Backoff Timer Countdown Correction

The default ns-3.16 implementation of the Enhanced Distributed Channel Access (EDCA) follows the backoff timer countdown rule from the deprecated IEEE 802.11 Distributed Coordination Function (DCF). The mechanism seeks to reduce collisions in a distributed network of wireless stations. In both mechanisms, stations rely on carrier sensing to determine if the wireless medium is currently busy. If so, stations wait for a random time interval before retrying to access the channel. This random delay is referred to as backoff.

The EDCA method prioritizes channel access into different traffic classes. It defines four Access Categories (ACs) with different backoff parameters. In addition, it also allows each AC to have a different Arbitration Inter-Frame Space (AIFS). The AIFS further controls how long a transmitter has to wait after the medium becomes idle. However, the EDCA also introduces a subtle change in the way that backoff countdown is performed.

In ns-3.16, the EDCA function and the DCF function share one class, DcfManager, for backoff-timer countdown. However, as illustrated in Figure 1, the IEEE 802.11 standard mandates different times at which the backoff timer is decremented in the two functions. The backoff timer is decremented at the beginning of a slot for EDCA and at the end of a slot for DCF. In other words, for EDCA, the medium needs to be idle only for an AIFS[AC] period before the backoff timer is decremented, while the backoff timer has to wait for one Distributed Inter-Frame Space (DIFS) plus one SlotTime before decrementation in the DCF. In the latter case, if the medium becomes busy again during this slot time, the backoff timer remains unchanged. Therefore, to accurately implement the EDCA functionality, the backoff timer needs to be changed in ns-3 simulator.

Figure 1 - The difference between DCF and EDCA Backoff Timer Countdown

The modification steps are as follows: First, the idle duration of medium is tracked by each station. Once the idle duration of one station becomes greater than or equal to AIFS, the next step is triggered. In step two, the slot boundary of AIFS is identified and the potential decrement for the backoff timer counter is increased by one.
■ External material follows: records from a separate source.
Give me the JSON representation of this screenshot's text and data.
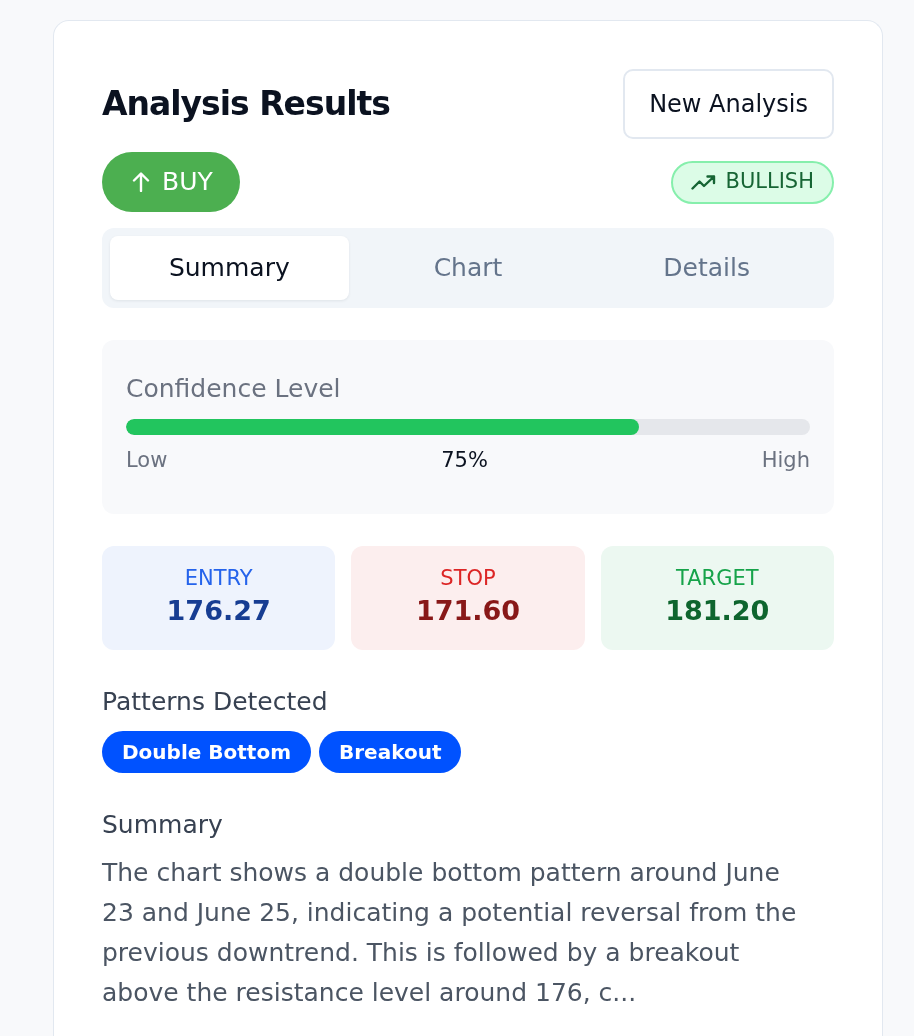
{
  "header": {
    "title": "Analysis Results",
    "new_button": "New Analysis"
  },
  "signal": {
    "label": "BUY"
  },
  "trend": {
    "label": "BULLISH"
  },
  "tabs": [
    {
      "label": "Summary",
      "selected": true
    },
    {
      "label": "Chart",
      "selected": false
    },
    {
      "label": "Details",
      "selected": false
    }
  ],
  "confidence": {
    "title": "Confidence Level",
    "level": 0.75,
    "low_label": "Low",
    "reading": "75%",
    "high_label": "High"
  },
  "levels": [
    {
      "label": "ENTRY",
      "value": "176.27",
      "color": "#2563eb"
    },
    {
      "label": "STOP",
      "value": "171.60",
      "color": "#dc2626"
    },
    {
      "label": "TARGET",
      "value": "181.20",
      "color": "#16a34a"
    }
  ],
  "patterns": {
    "title": "Patterns Detected",
    "items": [
      "Double Bottom",
      "Breakout"
    ]
  },
  "summary": {
    "title": "Summary",
    "text": "The chart shows a double bottom pattern around June 23 and June 25, indicating a potential reversal from the previous downtrend. This is followed by a breakout above the resistance level around 176, c..."
  }
}
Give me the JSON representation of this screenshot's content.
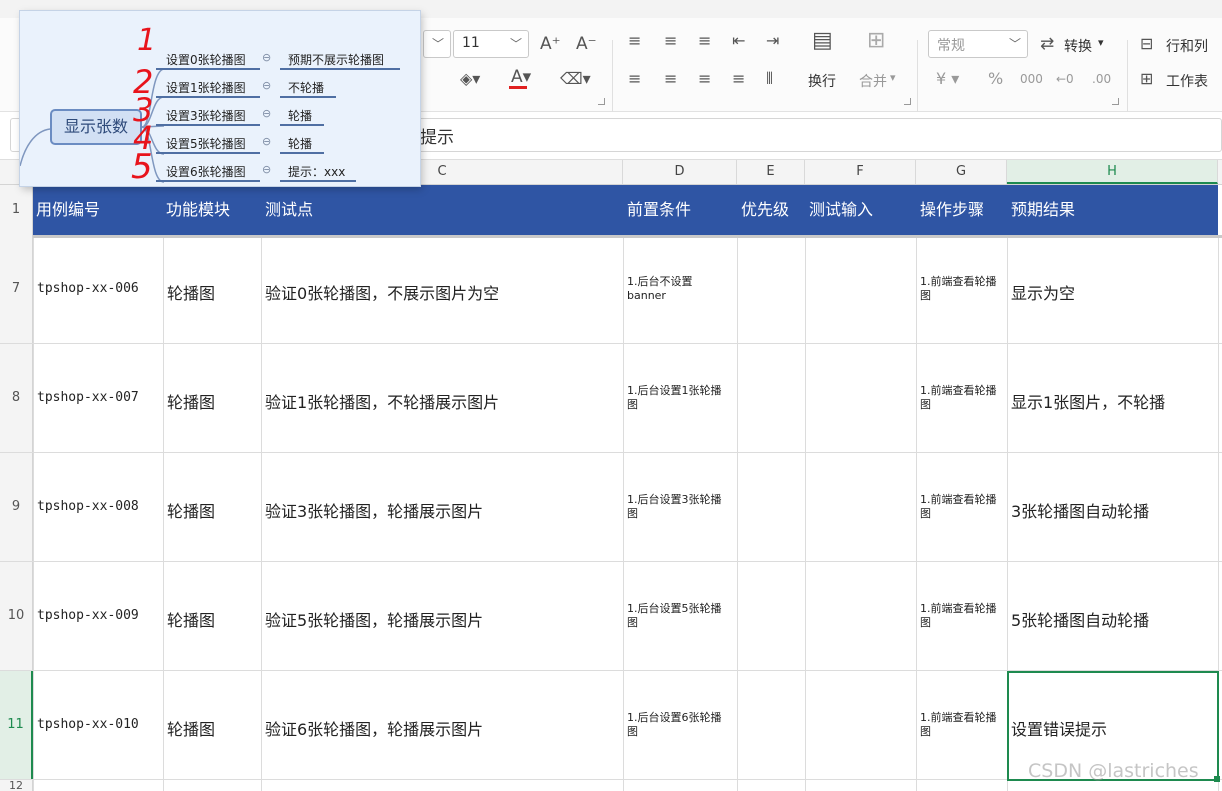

Hence, the length of the idle duration after AIFS is divided by the length of one SlotTime and, in step three, the backoff timer counter is decremented by the quotient plus one. When the backoff timer reaches zero, the station is allowed to immediately transmit after the medium becomes idle for one AIFS.